Repeat the entire listing below exactly.

─── DATA RECORDS

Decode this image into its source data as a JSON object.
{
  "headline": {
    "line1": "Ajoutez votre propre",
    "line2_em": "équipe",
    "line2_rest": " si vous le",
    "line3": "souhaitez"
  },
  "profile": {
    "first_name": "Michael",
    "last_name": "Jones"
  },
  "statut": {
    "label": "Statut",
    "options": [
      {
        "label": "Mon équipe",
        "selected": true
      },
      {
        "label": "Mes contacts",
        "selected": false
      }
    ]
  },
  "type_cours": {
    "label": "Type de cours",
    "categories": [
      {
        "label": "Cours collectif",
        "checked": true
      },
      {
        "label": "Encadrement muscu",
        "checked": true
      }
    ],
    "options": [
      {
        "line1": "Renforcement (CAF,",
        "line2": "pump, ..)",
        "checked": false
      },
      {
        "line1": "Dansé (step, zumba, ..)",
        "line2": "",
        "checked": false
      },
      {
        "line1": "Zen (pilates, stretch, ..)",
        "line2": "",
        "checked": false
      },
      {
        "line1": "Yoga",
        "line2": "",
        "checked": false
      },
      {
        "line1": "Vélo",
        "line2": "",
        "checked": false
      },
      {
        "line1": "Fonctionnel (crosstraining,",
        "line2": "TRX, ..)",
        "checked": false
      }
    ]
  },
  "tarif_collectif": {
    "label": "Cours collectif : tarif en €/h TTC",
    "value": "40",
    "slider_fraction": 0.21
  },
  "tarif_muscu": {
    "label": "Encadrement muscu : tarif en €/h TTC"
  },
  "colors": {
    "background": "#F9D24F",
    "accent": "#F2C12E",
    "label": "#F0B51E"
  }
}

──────

» ANSWER BOX:
Decode this image into its source data as a JSON object.
{
  "headline": {
    "line1": "Ajoutez votre propre",
    "line2_em": "équipe",
    "line2_rest": " si vous le",
    "line3": "souhaitez"
  },
  "profile": {
    "first_name": "Michael",
    "last_name": "Jones"
  },
  "statut": {
    "label": "Statut",
    "options": [
      {
        "label": "Mon équipe",
        "selected": true
      },
      {
        "label": "Mes contacts",
        "selected": false
      }
    ]
  },
  "type_cours": {
    "label": "Type de cours",
    "categories": [
      {
        "label": "Cours collectif",
        "checked": true
      },
      {
        "label": "Encadrement muscu",
        "checked": true
      }
    ],
    "options": [
      {
        "line1": "Renforcement (CAF,",
        "line2": "pump, ..)",
        "checked": false
      },
      {
        "line1": "Dansé (step, zumba, ..)",
        "line2": "",
        "checked": false
      },
      {
        "line1": "Zen (pilates, stretch, ..)",
        "line2": "",
        "checked": false
      },
      {
        "line1": "Yoga",
        "line2": "",
        "checked": false
      },
      {
        "line1": "Vélo",
        "line2": "",
        "checked": false
      },
      {
        "line1": "Fonctionnel (crosstraining,",
        "line2": "TRX, ..)",
        "checked": false
      }
    ]
  },
  "tarif_collectif": {
    "label": "Cours collectif : tarif en €/h TTC",
    "value": "40",
    "slider_fraction": 0.21
  },
  "tarif_muscu": {
    "label": "Encadrement muscu : tarif en €/h TTC"
  },
  "colors": {
    "background": "#F9D24F",
    "accent": "#F2C12E",
    "label": "#F0B51E"
  }
}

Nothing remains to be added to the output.